–Butter, use within six months.

Refrigerator

In the refrigerator door: This is the warmest place in the fridge, so keep items here that are less at risk for spoilage.

–Condiments like mustard, ketchup, salad dressings.

–Salsa, tomato sauce, once opened, finish within one week.

Don’t store in the door:

–Milk

–Cheese

–Cold cuts

Best for the top shelf: prepared foods

–Chicken salad, egg salad, use within one day.

–Soups, casseroles, use within one week or freeze.

–Cooked meat and poultry, use within three days.

Best in crisper drawers: This is the best place for vegetables and fruits that should be refrigerated, like apples. Line drawers with paper towels to absorb condensation. Fruits and vegetables that don’t fit or are too delicate can be placed in plastic bags or in covered containers inside the fridge for the same effect.

Best on the bottom, back of the shelf: Keep foods that need to stay the coldest in the back, such as raw meat, seafood and milk. Fish and shellfish should always be used within a day. Meat and poultry should be used within two days or placed in the freezer.

–Cold cuts: If open, use within four days. Discard at “use by” date.

–Eggs: If properly refrigerated can maintain quality up to five weeks past expiration date. But as they get older, the membranes thin and weaken, so they’re best used for cookies, cakes and scrambled eggs rather than souffles or poached eggs.

Best in the cheese drawer: The cheese drawer, like the crispers, is designed to be more humid and warmer than the rest of the fridge because cold air is not circulated through it. Principles of cheese storage vary widely depending on the type of cheese, but most will benefit from being wrapped in waxed paper, then placed in a plastic bag with the top folded over.

Butter shelf: Butter absorbs other flavors very easily, so it needs to be segregated from other foods.
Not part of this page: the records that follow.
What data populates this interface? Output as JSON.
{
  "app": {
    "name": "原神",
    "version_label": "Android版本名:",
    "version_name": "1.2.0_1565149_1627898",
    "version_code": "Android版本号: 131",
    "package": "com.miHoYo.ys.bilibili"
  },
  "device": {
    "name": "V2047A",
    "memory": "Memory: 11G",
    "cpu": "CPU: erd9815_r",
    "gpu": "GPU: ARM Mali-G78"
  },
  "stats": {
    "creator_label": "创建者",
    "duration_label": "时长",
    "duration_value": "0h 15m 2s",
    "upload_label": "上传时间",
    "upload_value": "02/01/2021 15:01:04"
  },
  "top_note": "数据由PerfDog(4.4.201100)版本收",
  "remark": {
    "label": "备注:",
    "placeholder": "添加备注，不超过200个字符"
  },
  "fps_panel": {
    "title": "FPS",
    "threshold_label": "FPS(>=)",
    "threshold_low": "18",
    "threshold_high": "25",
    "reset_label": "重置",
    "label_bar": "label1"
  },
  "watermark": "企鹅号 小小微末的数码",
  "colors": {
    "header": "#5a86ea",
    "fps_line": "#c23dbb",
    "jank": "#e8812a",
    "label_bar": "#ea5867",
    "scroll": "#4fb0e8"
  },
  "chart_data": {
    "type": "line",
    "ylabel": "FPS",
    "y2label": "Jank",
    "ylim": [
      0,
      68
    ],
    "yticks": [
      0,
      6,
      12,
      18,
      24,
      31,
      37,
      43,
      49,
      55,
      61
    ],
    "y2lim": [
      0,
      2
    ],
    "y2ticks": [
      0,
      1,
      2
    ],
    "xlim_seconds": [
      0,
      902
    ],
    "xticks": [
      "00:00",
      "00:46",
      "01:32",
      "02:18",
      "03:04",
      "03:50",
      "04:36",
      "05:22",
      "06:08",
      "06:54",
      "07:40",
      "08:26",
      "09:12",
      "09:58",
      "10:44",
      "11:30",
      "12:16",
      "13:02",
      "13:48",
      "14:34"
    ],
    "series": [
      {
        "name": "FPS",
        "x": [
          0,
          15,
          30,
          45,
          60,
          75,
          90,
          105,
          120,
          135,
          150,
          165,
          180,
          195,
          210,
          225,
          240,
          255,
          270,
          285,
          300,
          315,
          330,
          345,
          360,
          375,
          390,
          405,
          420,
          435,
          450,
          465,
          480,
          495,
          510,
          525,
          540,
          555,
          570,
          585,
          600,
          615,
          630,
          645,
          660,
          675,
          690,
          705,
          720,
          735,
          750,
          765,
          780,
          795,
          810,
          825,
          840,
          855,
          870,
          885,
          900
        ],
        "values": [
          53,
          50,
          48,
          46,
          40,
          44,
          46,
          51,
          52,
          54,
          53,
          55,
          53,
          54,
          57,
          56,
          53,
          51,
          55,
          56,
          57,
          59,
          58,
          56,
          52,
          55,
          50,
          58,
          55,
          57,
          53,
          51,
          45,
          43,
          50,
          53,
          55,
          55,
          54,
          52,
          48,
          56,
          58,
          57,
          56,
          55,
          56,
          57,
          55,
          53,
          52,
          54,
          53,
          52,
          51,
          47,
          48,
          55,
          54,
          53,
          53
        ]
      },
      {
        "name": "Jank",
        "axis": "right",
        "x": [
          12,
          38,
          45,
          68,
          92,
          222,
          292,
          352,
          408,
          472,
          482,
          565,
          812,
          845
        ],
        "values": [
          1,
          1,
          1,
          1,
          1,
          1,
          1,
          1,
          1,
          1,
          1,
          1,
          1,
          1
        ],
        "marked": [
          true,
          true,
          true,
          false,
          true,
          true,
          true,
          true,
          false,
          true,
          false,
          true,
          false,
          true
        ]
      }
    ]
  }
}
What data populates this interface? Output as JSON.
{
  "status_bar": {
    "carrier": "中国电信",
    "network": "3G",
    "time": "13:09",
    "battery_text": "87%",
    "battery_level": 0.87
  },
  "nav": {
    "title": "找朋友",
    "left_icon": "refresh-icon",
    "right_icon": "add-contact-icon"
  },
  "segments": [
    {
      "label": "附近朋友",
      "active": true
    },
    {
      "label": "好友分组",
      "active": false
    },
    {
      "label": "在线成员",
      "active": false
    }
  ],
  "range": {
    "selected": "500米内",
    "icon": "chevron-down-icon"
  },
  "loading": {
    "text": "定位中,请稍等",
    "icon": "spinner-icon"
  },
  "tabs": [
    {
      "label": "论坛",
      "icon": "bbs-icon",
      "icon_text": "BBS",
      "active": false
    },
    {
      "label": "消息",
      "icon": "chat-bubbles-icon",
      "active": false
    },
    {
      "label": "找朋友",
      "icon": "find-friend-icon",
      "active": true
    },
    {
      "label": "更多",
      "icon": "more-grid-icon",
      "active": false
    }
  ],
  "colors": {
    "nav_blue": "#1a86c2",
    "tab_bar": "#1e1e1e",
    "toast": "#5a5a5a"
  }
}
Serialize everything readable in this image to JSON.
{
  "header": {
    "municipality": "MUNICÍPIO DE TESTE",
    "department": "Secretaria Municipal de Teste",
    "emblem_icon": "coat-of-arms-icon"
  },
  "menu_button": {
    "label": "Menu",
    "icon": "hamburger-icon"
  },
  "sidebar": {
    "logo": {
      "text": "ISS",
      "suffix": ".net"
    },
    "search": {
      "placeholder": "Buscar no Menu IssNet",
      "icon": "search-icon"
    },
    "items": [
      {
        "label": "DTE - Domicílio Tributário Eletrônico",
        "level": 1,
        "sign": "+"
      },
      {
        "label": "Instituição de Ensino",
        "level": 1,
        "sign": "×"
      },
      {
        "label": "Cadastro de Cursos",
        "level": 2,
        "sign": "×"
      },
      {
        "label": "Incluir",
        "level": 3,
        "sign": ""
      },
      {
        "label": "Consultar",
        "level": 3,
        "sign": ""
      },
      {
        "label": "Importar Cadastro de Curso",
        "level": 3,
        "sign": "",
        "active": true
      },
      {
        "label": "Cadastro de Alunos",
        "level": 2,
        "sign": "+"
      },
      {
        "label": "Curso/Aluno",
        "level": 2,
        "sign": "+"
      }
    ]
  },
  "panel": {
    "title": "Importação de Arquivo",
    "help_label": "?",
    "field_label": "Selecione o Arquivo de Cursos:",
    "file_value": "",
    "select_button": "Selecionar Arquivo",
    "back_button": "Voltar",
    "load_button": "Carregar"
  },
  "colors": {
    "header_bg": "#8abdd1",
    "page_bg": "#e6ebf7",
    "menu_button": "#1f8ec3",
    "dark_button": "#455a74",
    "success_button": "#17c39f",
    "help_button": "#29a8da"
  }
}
Use within two months.

Don’t refrigerate

–Tomatoes, because they will become mealy. Keep at cool room temperature.

–Bananas or avocados because they release ethylene, which speeds ripening (and rotting). Can refrigerate once ripe to minimize decay, but it may have adverse effect on other goods.

–Citrus fruits, keep at cool room temperature, use within two weeks.

–Potatoes and onions, keep in cool, dark area, use within two weeks or before they sprout.

–Basil, keep at room temperature with cut ends in water.

–Coffee, because it will take on the flavors of other foods. Keep it in an airtight container on the counter. For best results, grind the coffee yourself, and use within one week.

ILLUSTRATION: PHOTO

Originally published by Pittsburgh Post-Gazette.

(c) 2008 Richmond Times – Dispatch. Provided by ProQuest Information and Learning. All rights Reserved.